* **Problem description**
The word "HinweisMedi" marks the lines to find; copy every such line from the data below.

* **Records for processing**
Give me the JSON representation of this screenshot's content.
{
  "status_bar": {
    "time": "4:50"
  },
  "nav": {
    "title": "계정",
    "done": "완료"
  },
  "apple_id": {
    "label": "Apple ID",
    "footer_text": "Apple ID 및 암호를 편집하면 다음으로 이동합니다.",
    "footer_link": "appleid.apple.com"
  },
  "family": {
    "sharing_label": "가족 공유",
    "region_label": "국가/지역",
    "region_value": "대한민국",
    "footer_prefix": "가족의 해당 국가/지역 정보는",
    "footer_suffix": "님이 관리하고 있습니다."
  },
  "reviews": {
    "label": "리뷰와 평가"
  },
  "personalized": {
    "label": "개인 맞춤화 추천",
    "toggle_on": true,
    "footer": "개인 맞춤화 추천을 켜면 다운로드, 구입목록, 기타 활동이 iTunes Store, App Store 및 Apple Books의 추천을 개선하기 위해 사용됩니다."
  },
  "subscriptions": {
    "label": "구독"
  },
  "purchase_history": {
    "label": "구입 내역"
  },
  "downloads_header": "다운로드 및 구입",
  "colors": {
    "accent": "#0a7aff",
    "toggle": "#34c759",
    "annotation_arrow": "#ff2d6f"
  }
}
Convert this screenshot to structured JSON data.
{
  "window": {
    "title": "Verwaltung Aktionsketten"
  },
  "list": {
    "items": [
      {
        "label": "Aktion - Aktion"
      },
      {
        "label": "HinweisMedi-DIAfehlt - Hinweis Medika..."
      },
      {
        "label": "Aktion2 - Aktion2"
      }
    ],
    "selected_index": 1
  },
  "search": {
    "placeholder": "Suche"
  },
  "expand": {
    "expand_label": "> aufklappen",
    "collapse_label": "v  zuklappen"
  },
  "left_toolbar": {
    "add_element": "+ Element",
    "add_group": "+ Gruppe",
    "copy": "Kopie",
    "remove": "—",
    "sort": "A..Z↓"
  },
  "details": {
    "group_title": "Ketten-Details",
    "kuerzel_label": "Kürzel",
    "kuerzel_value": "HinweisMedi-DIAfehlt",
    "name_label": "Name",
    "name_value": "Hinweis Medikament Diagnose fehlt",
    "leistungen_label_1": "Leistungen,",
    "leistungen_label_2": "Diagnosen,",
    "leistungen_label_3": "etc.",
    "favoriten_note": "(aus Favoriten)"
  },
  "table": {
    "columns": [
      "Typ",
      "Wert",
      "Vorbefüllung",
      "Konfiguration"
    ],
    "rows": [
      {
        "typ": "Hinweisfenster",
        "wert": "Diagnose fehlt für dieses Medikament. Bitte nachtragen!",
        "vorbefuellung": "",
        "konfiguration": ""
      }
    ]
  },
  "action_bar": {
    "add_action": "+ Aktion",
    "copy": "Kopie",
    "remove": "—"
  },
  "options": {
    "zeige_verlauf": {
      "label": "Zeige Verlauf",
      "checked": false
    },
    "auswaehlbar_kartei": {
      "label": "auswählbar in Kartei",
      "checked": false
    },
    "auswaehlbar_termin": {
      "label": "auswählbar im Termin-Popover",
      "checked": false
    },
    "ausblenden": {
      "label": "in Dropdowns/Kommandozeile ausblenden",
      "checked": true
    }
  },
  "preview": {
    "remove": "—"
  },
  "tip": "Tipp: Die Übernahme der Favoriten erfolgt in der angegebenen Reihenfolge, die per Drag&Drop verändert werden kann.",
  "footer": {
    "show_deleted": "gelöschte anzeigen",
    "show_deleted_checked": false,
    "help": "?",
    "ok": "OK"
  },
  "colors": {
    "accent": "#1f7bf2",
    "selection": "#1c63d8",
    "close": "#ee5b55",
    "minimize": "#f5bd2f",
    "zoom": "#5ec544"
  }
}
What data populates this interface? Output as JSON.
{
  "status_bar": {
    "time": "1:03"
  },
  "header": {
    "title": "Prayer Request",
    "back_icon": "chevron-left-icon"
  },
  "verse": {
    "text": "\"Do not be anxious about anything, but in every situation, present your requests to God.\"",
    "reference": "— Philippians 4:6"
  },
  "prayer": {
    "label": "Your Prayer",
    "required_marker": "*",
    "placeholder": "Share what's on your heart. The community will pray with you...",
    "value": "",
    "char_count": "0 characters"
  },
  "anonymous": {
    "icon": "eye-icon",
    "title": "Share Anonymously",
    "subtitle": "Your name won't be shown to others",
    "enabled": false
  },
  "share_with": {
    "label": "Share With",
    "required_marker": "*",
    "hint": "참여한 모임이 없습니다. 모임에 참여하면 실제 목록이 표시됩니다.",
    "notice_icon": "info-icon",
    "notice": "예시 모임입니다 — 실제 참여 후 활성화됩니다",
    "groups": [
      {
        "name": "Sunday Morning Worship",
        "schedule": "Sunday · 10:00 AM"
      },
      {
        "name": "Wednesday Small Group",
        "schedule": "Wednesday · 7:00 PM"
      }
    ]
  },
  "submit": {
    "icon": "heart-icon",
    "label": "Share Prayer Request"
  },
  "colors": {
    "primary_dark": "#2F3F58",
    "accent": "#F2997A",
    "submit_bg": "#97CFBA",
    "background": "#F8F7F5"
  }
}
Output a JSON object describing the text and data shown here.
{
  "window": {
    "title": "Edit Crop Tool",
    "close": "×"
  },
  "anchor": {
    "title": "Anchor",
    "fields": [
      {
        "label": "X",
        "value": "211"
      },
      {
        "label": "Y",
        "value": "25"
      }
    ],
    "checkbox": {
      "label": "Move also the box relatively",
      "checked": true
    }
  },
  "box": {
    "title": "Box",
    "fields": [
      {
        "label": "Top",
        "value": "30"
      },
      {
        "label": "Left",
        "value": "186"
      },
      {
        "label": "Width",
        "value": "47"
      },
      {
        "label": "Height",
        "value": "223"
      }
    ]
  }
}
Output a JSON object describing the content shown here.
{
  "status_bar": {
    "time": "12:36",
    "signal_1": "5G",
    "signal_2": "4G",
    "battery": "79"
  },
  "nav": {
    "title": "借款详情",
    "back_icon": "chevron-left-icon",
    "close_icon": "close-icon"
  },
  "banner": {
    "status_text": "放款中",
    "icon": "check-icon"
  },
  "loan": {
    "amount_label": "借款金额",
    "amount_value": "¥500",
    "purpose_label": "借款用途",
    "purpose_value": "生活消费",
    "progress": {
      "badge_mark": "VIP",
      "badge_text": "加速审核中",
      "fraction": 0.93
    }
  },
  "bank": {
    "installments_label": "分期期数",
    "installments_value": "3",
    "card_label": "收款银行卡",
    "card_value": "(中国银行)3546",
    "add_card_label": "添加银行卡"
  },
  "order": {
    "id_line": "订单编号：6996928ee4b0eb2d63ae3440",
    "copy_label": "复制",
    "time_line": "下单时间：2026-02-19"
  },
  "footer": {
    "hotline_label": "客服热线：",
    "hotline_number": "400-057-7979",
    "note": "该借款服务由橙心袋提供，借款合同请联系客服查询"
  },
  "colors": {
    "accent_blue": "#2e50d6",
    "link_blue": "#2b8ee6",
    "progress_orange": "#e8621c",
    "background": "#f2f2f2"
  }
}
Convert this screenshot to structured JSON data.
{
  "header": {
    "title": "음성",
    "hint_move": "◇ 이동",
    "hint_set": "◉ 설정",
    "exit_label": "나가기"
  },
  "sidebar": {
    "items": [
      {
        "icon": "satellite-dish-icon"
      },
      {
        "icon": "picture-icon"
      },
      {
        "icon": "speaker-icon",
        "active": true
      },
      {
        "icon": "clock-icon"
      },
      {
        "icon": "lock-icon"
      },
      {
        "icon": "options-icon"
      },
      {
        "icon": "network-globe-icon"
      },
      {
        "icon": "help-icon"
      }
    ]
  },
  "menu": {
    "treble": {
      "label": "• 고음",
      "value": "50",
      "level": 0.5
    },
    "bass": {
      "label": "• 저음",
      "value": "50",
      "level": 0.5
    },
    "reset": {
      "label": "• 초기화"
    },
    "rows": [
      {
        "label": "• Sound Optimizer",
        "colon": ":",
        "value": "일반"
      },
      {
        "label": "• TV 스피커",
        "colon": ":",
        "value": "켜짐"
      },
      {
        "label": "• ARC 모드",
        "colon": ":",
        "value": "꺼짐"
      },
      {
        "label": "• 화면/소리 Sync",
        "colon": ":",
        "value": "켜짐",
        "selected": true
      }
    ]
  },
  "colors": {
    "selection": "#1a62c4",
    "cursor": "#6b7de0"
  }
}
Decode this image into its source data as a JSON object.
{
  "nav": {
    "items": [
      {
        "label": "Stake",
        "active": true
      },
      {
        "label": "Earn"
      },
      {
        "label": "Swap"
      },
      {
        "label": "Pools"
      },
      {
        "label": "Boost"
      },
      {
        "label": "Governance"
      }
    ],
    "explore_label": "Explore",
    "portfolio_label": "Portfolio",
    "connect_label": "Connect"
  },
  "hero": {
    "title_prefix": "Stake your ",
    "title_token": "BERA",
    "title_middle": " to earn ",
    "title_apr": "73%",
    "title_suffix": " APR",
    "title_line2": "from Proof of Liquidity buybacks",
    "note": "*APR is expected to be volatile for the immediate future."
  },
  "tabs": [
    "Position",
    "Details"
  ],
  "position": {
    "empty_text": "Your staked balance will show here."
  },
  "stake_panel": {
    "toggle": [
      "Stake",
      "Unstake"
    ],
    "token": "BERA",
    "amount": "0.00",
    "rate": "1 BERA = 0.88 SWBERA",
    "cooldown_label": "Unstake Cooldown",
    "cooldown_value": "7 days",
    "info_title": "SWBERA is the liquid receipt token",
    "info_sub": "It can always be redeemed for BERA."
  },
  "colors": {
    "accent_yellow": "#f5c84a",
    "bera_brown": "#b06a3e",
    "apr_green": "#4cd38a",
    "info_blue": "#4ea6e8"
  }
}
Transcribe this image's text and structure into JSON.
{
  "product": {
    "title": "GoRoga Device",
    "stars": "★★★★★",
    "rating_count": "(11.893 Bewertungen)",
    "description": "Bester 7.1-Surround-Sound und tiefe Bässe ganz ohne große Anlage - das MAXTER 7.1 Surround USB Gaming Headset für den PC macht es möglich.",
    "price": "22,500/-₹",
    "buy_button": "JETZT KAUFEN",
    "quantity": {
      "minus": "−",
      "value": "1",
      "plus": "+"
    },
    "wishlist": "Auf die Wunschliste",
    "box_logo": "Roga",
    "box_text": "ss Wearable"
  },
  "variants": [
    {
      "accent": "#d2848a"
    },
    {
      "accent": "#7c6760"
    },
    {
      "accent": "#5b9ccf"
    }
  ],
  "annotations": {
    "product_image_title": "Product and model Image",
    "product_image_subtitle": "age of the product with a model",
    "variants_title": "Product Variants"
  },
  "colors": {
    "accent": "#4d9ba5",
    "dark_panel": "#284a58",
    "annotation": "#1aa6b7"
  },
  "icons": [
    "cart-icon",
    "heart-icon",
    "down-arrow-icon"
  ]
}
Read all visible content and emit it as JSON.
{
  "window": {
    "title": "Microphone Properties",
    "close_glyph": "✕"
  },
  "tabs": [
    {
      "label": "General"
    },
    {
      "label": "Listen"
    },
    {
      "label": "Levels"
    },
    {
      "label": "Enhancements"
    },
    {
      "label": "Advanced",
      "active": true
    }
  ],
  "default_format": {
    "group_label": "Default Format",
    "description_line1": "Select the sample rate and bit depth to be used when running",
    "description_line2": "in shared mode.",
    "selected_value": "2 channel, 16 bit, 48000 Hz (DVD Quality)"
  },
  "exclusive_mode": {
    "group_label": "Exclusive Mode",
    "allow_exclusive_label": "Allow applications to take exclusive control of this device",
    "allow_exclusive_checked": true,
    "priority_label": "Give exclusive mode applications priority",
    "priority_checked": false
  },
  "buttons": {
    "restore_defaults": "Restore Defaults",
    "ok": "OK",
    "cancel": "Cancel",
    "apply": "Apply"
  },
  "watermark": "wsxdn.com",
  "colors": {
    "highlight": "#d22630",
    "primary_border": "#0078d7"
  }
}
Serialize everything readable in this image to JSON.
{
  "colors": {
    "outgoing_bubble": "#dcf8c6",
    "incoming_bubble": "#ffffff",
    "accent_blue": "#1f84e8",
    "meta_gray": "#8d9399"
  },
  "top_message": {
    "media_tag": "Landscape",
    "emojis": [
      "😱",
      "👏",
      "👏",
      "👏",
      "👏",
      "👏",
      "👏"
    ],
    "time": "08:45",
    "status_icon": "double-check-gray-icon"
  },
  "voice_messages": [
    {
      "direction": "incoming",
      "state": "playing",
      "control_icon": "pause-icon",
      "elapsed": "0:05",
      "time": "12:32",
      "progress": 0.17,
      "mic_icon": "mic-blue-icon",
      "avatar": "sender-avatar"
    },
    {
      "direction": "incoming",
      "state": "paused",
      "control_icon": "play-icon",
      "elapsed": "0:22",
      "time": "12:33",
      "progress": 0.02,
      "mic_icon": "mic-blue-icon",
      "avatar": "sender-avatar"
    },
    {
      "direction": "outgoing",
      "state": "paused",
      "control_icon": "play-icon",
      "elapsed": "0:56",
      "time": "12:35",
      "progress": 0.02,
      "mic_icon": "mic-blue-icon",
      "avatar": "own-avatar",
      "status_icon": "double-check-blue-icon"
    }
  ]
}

* **Solution to this task**
        "label": "HinweisMedi-DIAfehlt - Hinweis Medika..."
    "kuerzel_value": "HinweisMedi-DIAfehlt",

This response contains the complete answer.